That said, they are sharing a stage with one of the UK’s more polarising political figures int he near future. “We’ve got a lovely gig with Jeremy Corbin in March,” says Horner, poker faced, “…he’s opening for us in Margate…” Herridge and Loops erupt into giggles at this image before Horner corrects himself. “Nah, we’re part of a campaign called ‘Music For The Many’ to put pressure on the government. Grassroots venues have taken quite a hit over the pandemic. They’re vital and we can’t lose them. As many as one a week are closing and Jeremy is making a bit of pressure on the government to save our venues.” Herridge nods. “It’s something we’ve been passionate about. At Great Escape in 2022 we played a special set for the Music Venue Trust and we’re big advocates for that. We really wouldn’t be in a band if it wasn’t for grassroots music venues. We only came up with being in a band through going to shows every night and supporting the scene. If I had to go to arenas and big venues to see bands every night, I would probably go to see so much less music.”

He’s absolutely correct that their start in live music came through live music. Or, more precisely, through a night out going to see Kid Kapichi perform live. “At the Green Door Store, they did a headline,” Horner explains casually. “I said ‘Charlie, let’s go check out this band’. We got chatting, they said ‘come play a gig’. And that was our very first gig in 2019.” Herridge smiles at the memory. “We’re just there at this first gig with Kid Kapichi, just trying to nervously play, and there’s Nova Twins just stood there at the side. And we’re like ‘eh?’” He cocks his head in confusion. “We were just trying to play our first gig as a two piece…”

Of course, they are now no longer a duo since Loops joined as a full time drummer, and expanding the band also came about through live gigs. “It’s something that probably should have happened sooner,” explains Herridge. “Laney’s probably been the most ideal fit. We’ve worked with other session drummers before, and we’d been looking for the right one for so long! Ollie knows how picky I can be! They’ve gotta be able to do this, they’ve gotta give this energy… I had a real particular idea of how I wanted the drummer to play and how I wanted the energy to be put out. The session drummers we worked with were all amazing, but you know when you watch a band and you know its a session drummer? I was watching videos back, and it feels weird. We saw Laney up in Sheffield one time, and you were playing with another band on the same bill.” He turns to Loops, and she nods.

“I remember watching and I was just nudging Ollie the whole time – that’s our drummer! I have to ask if she’ll do some session work! I came up to you after and was like ‘do you do any session work?’ And you were like ‘no’, and I was like ‘would you be open to trying it?’ And we got you down to Brighton for a few rehearsals and a couple of little gigs, and it was very quickly apparent that we didn’t wanna use anyone else. So last year we said ‘let’s make it official’.” “You’re a snake!” Horner interjects gleefully. “Took you to a sushi restaurant and that was it,” Herridge jokes. Loops laughs. She’s very reserved, which is surprising considering the ferocity of her drumming. “It was lovely sushi, that was what sold it! I live in Brighton now as well, my whole life has changed.” 

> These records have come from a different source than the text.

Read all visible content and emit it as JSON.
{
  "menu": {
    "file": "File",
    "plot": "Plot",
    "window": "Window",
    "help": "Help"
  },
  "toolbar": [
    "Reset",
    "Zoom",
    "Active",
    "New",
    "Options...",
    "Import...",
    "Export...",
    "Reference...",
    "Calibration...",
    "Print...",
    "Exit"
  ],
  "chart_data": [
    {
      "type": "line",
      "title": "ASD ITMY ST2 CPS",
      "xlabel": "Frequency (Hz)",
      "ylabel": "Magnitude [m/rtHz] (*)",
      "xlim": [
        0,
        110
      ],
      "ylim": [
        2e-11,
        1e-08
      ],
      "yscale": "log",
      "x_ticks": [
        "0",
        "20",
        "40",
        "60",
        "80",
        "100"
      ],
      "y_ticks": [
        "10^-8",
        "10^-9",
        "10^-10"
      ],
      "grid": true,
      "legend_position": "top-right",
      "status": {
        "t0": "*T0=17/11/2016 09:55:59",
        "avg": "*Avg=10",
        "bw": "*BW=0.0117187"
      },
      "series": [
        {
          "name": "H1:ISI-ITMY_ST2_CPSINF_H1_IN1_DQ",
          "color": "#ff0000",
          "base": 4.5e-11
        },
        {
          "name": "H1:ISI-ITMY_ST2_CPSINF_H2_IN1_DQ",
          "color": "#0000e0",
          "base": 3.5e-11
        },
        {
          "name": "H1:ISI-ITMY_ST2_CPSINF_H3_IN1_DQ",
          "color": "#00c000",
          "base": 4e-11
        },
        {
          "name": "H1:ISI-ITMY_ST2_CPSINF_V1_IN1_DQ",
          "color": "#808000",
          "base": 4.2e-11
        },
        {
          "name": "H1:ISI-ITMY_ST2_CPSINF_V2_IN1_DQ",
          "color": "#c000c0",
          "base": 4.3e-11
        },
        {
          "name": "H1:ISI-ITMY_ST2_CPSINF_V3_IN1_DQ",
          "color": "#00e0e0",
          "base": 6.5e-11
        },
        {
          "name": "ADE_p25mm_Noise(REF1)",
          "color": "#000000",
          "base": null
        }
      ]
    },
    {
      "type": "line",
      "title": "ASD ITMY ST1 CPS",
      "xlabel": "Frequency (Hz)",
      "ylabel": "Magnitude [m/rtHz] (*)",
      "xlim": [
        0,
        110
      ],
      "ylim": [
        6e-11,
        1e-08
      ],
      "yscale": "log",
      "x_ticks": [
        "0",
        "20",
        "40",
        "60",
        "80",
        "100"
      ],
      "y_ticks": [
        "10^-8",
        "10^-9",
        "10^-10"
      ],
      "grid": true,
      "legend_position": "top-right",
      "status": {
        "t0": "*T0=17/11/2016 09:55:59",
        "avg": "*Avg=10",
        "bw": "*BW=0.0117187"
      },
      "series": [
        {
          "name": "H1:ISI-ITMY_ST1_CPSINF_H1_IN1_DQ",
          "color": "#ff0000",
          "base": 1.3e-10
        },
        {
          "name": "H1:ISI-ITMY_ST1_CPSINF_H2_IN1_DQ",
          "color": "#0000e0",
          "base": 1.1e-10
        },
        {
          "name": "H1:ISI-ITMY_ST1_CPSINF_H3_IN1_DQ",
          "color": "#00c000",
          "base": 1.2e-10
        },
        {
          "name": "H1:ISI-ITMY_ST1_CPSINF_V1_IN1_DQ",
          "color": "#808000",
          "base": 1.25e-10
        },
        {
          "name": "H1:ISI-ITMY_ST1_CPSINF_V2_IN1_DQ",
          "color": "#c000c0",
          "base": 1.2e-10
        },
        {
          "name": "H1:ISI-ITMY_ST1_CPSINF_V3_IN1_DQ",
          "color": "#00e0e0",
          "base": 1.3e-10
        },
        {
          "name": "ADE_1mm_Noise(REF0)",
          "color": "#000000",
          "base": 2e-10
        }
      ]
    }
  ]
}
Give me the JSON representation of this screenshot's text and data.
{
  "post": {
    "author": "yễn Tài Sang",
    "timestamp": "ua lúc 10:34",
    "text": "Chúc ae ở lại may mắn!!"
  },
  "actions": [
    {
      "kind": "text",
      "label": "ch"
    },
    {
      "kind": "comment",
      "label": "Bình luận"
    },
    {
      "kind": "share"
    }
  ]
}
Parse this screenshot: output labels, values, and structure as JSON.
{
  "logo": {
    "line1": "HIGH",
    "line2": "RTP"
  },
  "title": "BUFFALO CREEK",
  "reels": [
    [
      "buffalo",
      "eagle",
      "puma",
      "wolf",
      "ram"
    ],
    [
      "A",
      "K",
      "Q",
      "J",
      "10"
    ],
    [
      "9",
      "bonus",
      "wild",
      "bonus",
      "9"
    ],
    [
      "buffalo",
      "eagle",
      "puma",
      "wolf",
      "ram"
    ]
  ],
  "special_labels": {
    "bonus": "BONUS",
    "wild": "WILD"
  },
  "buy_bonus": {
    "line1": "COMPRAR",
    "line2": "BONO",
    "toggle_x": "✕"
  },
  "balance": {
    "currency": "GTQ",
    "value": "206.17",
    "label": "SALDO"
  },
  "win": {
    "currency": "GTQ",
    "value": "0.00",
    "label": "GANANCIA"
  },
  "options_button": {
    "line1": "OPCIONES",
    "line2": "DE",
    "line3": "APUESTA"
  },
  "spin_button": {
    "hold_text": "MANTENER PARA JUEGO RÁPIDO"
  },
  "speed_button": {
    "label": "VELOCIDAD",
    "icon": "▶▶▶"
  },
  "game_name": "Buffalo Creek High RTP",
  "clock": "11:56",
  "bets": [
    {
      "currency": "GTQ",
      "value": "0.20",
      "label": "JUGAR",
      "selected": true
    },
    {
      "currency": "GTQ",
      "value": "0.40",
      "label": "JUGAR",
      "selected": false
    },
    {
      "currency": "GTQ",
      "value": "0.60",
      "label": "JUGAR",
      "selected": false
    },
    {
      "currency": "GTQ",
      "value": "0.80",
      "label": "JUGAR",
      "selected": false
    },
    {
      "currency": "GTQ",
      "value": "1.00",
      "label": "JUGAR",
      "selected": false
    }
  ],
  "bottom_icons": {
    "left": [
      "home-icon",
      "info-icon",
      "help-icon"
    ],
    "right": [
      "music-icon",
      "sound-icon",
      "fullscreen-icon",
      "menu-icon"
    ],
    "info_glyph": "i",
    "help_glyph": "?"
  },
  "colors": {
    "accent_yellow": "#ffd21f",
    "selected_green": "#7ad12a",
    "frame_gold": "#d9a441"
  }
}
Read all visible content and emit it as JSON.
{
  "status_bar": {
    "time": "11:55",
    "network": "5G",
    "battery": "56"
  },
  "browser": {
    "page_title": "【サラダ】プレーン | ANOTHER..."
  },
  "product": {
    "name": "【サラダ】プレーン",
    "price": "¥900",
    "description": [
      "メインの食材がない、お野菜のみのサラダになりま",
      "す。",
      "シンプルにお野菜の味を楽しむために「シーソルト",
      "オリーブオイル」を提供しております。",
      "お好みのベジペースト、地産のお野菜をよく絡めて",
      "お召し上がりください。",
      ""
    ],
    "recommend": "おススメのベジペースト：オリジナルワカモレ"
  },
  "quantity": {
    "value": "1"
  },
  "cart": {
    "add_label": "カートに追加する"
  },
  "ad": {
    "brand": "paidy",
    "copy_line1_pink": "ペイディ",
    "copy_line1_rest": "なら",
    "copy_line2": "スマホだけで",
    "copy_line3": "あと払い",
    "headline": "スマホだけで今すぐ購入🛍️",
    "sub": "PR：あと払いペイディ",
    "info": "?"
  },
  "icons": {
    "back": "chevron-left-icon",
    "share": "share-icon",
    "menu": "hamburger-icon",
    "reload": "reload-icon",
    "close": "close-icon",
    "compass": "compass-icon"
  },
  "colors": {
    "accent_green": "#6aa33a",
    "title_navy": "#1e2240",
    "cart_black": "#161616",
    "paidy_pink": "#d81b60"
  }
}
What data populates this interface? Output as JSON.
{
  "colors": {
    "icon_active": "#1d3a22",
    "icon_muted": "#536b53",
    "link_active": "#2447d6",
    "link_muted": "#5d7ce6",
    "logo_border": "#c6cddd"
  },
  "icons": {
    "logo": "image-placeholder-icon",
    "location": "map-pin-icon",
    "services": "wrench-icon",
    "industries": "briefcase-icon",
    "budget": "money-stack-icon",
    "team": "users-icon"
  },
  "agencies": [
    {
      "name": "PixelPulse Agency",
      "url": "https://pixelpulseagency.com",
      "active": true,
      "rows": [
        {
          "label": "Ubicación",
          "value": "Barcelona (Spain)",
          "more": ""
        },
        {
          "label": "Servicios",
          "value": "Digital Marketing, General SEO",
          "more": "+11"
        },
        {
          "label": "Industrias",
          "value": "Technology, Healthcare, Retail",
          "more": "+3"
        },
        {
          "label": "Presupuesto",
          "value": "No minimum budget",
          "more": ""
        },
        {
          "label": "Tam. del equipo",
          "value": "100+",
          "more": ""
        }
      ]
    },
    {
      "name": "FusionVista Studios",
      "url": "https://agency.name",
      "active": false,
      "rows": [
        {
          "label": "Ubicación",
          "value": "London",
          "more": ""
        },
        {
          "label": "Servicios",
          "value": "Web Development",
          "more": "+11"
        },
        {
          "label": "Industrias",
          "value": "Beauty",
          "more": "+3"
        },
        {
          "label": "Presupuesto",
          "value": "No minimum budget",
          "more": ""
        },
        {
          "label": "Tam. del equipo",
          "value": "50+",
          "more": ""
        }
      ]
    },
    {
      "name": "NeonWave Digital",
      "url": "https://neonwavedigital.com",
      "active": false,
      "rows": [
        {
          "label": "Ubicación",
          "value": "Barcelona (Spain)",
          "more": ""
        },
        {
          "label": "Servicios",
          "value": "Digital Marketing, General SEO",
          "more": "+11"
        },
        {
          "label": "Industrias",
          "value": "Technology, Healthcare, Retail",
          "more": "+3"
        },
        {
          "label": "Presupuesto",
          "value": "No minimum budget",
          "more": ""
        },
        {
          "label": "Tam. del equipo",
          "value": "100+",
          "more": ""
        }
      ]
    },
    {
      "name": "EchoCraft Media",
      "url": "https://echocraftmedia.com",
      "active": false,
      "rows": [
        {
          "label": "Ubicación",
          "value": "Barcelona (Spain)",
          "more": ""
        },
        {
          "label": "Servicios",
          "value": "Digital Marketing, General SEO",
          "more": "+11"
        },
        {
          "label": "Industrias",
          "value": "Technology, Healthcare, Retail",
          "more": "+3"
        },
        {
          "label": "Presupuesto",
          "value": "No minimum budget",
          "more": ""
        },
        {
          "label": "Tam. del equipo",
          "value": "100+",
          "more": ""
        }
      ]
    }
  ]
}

Snayx have a busy year ahead of them, including venturing to Poland and hitting the stage at 2000 Trees in July. Herridge is optimistic about the next steps for the band. “There’s a lot more exciting things on the horizon. We’re back in the studio, we can’t reveal anything more than that. We’re really exploring again and taking the ‘Snayx sound’ to the next level, so keep your eyes peeled for this year,” he enthuses. If their next releases are anything like ‘Better Days’, they’ll be entering new territory, and we can only look forward to more vital, electronic, genre-smashing tunes. 


Snayx’s new EP ‘Better Days’ is out now.